EXTRACTED INFORMATION

..............................

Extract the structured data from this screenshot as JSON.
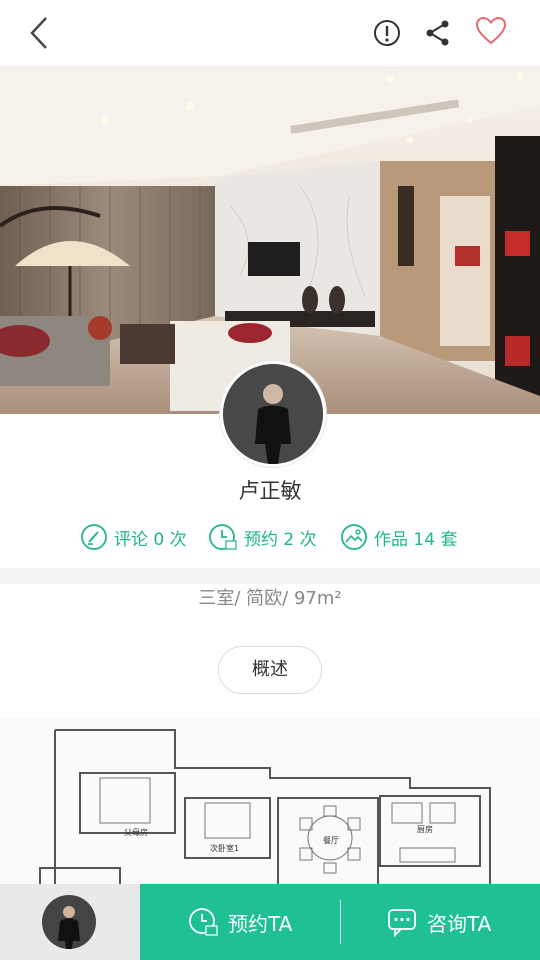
{
  "designer": {
    "name": "卢正敏"
  },
  "stats": [
    {
      "label": "评论 0 次",
      "icon": "pen-circle-icon"
    },
    {
      "label": "预约 2 次",
      "icon": "calendar-clock-icon"
    },
    {
      "label": "作品 14 套",
      "icon": "image-icon"
    }
  ],
  "project": {
    "info": "三室/ 简欧/ 97m²",
    "tab": "概述"
  },
  "floorplan": {
    "rooms": [
      "父母房",
      "次卧室1",
      "餐厅",
      "厨房"
    ]
  },
  "bottom": {
    "book": "预约TA",
    "consult": "咨询TA"
  },
  "colors": {
    "accent": "#1fc094",
    "stat_text": "#1db68d",
    "favorite": "#e8686e"
  }
}
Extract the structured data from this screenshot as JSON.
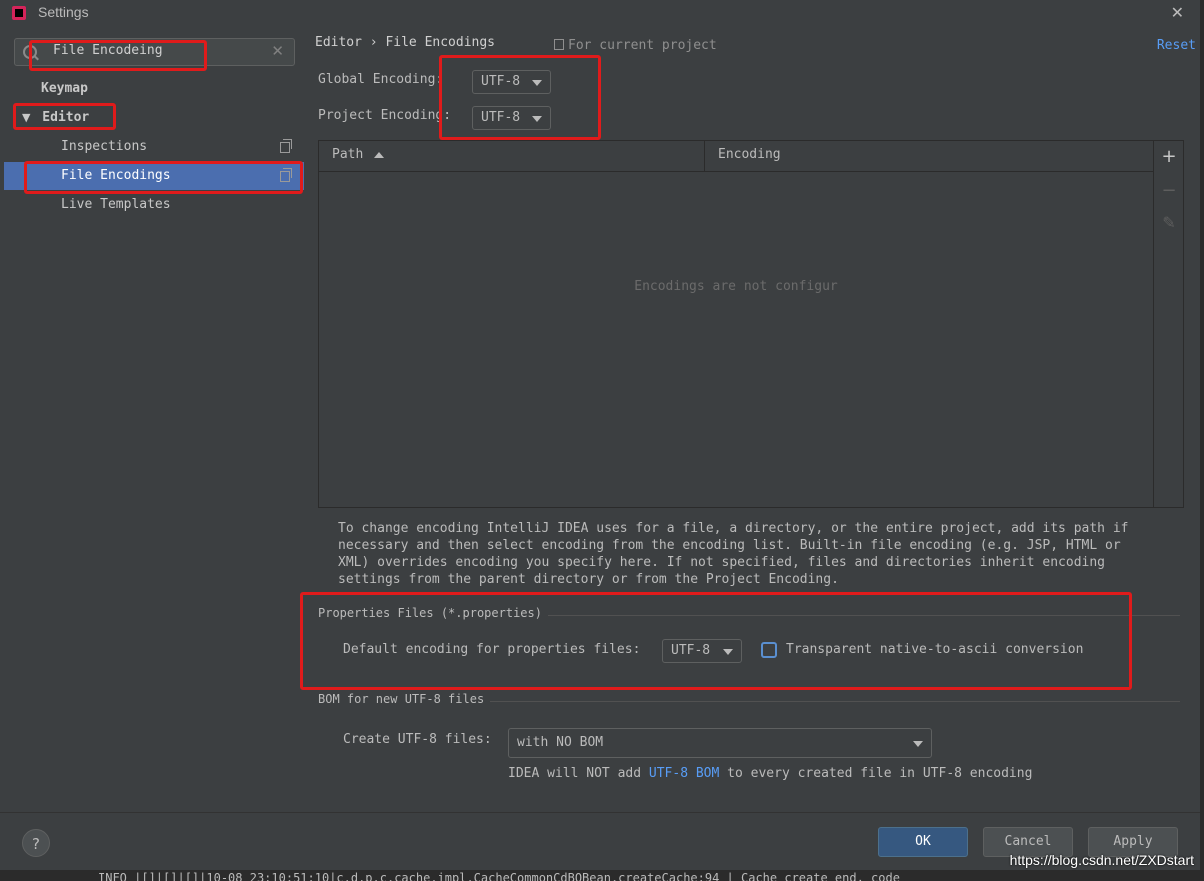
{
  "window": {
    "title": "Settings"
  },
  "search": {
    "value": "File Encodeing"
  },
  "tree": {
    "keymap": "Keymap",
    "editor": "Editor",
    "editor_expand": "▼",
    "children": [
      "Inspections",
      "File Encodings",
      "Live Templates"
    ]
  },
  "header": {
    "breadcrumb": "Editor › File Encodings",
    "scope": "For current project",
    "reset": "Reset"
  },
  "global_encoding": {
    "label": "Global Encoding:",
    "value": "UTF-8"
  },
  "project_encoding": {
    "label": "Project Encoding:",
    "value": "UTF-8"
  },
  "table": {
    "columns": [
      "Path",
      "Encoding"
    ],
    "empty_text": "Encodings are not configur",
    "toolbar": [
      "+",
      "−",
      "✎"
    ]
  },
  "help_text": [
    "To change encoding IntelliJ IDEA uses for a file, a directory, or the entire project, add its path if",
    "necessary and then select encoding from the encoding list. Built-in file encoding (e.g. JSP, HTML or",
    "XML) overrides encoding you specify here. If not specified, files and directories inherit encoding",
    "settings from the parent directory or from the Project Encoding."
  ],
  "properties": {
    "section": "Properties Files (*.properties)",
    "label": "Default encoding for properties files:",
    "value": "UTF-8",
    "checkbox_label": "Transparent native-to-ascii conversion",
    "checked": false
  },
  "bom": {
    "section": "BOM for new UTF-8 files",
    "label": "Create UTF-8 files:",
    "value": "with NO BOM",
    "note_before": "IDEA will NOT add ",
    "note_link": "UTF-8 BOM",
    "note_after": " to every created file in UTF-8 encoding"
  },
  "buttons": {
    "help": "?",
    "ok": "OK",
    "cancel": "Cancel",
    "apply": "Apply"
  },
  "background_log": "INFO |[]|[]|[]|10-08 23:10:51:10|c.d.p.c.cache.impl.CacheCommonCdBOBean.createCache:94 | Cache create end, code",
  "watermark": "https://blog.csdn.net/ZXDstart",
  "colors": {
    "accent": "#4b6eaf",
    "link": "#589df6",
    "annotation": "#e01b1b"
  }
}
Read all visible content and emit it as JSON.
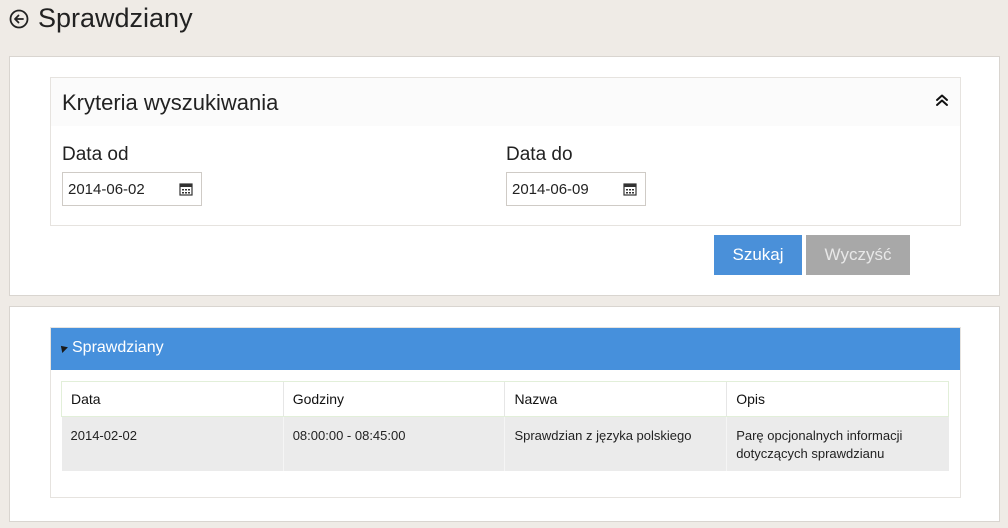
{
  "header": {
    "title": "Sprawdziany",
    "back_icon": "arrow-left-circle-icon"
  },
  "search": {
    "title": "Kryteria wyszukiwania",
    "collapse_icon": "double-chevron-up-icon",
    "date_from_label": "Data od",
    "date_from_value": "2014-06-02",
    "date_to_label": "Data do",
    "date_to_value": "2014-06-09",
    "calendar_icon": "calendar-icon",
    "search_button": "Szukaj",
    "clear_button": "Wyczyść"
  },
  "results": {
    "title": "Sprawdziany",
    "columns": [
      "Data",
      "Godziny",
      "Nazwa",
      "Opis"
    ],
    "rows": [
      {
        "data": "2014-02-02",
        "godziny": "08:00:00 - 08:45:00",
        "nazwa": "Sprawdzian z języka polskiego",
        "opis": "Parę opcjonalnych informacji dotyczących sprawdzianu"
      }
    ]
  },
  "colors": {
    "accent": "#4690dc",
    "button_primary": "#4a90d9",
    "button_disabled": "#a8a8a8",
    "background": "#efebe6"
  }
}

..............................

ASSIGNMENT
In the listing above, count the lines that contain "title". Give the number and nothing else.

EXERCISE OUTPUT
4